Full cell phone batteries are a rarity. Between answering emails, text messaging and sneaking in quick rounds of “Angry Birds,” cell phone chargers are normal additions to tote bags. Waiting hours for a phone to charge seems like death, especially when traveling, but a new invention may soon cut charging time down to 30 seconds.
Eesha Khare, 18, invented a fast-charging device called the supercapacitor. It is miniature energy-storing device that can juice a phone to full charge within 20-to-30 seconds.
“I developed a new supercapacitor, which is basically an energy storage device which can hold a lot of energy in a small amount of volume,” she told KPIX 5 in California.
Khare – a high school student from Saratoga Calif. – grew tired of never having a full battery, leading to this creation.
“My cellphone battery always dies,” she told NBC News. Creating the supercapacitor solved Khare’s issue and also piqued her interest in “really working at the nanoscale to make significant advances in many different fields.”
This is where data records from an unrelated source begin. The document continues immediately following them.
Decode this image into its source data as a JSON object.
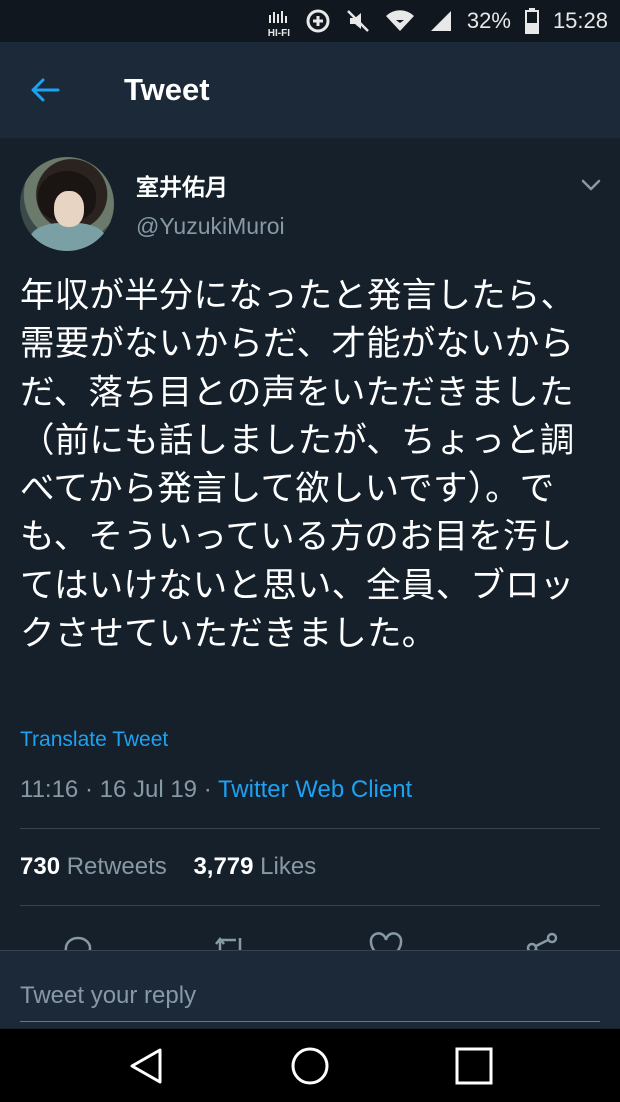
{
  "status_bar": {
    "hifi_label": "HI-FI",
    "battery_percent": "32%",
    "time": "15:28",
    "icons": [
      "hifi-icon",
      "data-saver-icon",
      "mute-icon",
      "wifi-icon",
      "signal-icon",
      "battery-icon"
    ]
  },
  "header": {
    "title": "Tweet",
    "back_icon": "back-arrow-icon"
  },
  "tweet": {
    "display_name": "室井佑月",
    "handle": "@YuzukiMuroi",
    "text": "年収が半分になったと発言したら、需要がないからだ、才能がないからだ、落ち目との声をいただきました（前にも話しましたが、ちょっと調べてから発言して欲しいです）。でも、そういっている方のお目を汚してはいけないと思い、全員、ブロックさせていただきました。",
    "translate_label": "Translate Tweet",
    "time": "11:16",
    "date": "16 Jul 19",
    "separator": "·",
    "client": "Twitter Web Client",
    "retweets_count": "730",
    "retweets_label": "Retweets",
    "likes_count": "3,779",
    "likes_label": "Likes"
  },
  "actions": [
    "reply-icon",
    "retweet-icon",
    "like-icon",
    "share-icon"
  ],
  "reply": {
    "placeholder": "Tweet your reply"
  },
  "nav": [
    "nav-back-icon",
    "nav-home-icon",
    "nav-recents-icon"
  ],
  "colors": {
    "background": "#15202b",
    "header": "#1c2938",
    "accent": "#1da1f2",
    "secondary_text": "#8899a6",
    "divider": "#38444d"
  }
}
The high school senior is headed to Harvard University in the fall and she’s toting her invention with her. The supercapacitator received a huge boost at the 2013 Intel International Science and Engineering Fair where Khare won the Intel Foundation Young Scientist Award. She was awarded $50,000 – sure to come in handy at Harvard – and a chance to showcase her invention to potential investors.
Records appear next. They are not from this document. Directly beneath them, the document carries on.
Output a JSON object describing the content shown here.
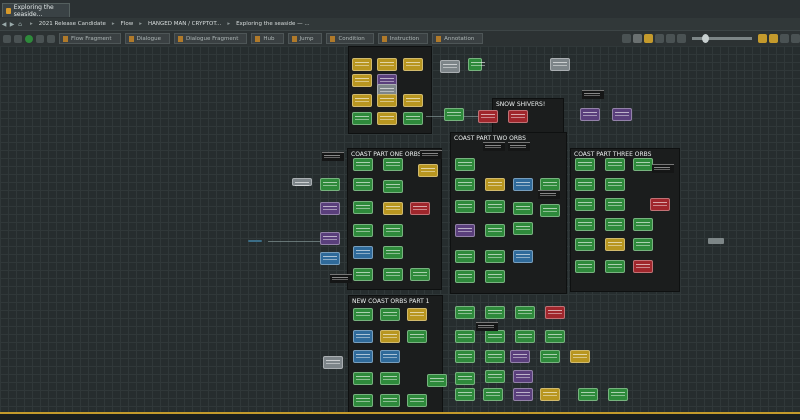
{
  "document_tab": {
    "label": "Exploring the seaside..."
  },
  "breadcrumbs": [
    "2021 Release Candidate",
    "Flow",
    "HANGED MAN / CRYPTOT...",
    "Exploring the seaside — ..."
  ],
  "toolbar": {
    "objects": [
      "Flow Fragment",
      "Dialogue",
      "Dialogue Fragment",
      "Hub",
      "Jump",
      "Condition",
      "Instruction",
      "Annotation"
    ]
  },
  "canvas": {
    "groups": [
      {
        "title": "SNOW SHIVERS!"
      },
      {
        "title": "COAST PART TWO ORBS"
      },
      {
        "title": "COAST PART ONE ORBS"
      },
      {
        "title": "COAST PART THREE ORBS"
      },
      {
        "title": "NEW COAST ORBS PART 1"
      }
    ]
  },
  "colors": {
    "accent": "#c49a2c",
    "green_node": "#2e8a3b",
    "yellow_node": "#b89620",
    "purple_node": "#5a3f7c",
    "blue_node": "#2f6a9a",
    "red_node": "#a0262c"
  }
}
Khare hopes her creation will “set the world on fire,” eventually having enough energy to power automobiles.
So far the burgeoning scientist has powered a LED, but she hopes a few tweaks can lead to the placement of the supercapacitor in cellphones and other technological devices. Khare wants to cut down our dependence on electrical outlets.
Long-lasting, quickly-charged phones could be viable assets to our futures.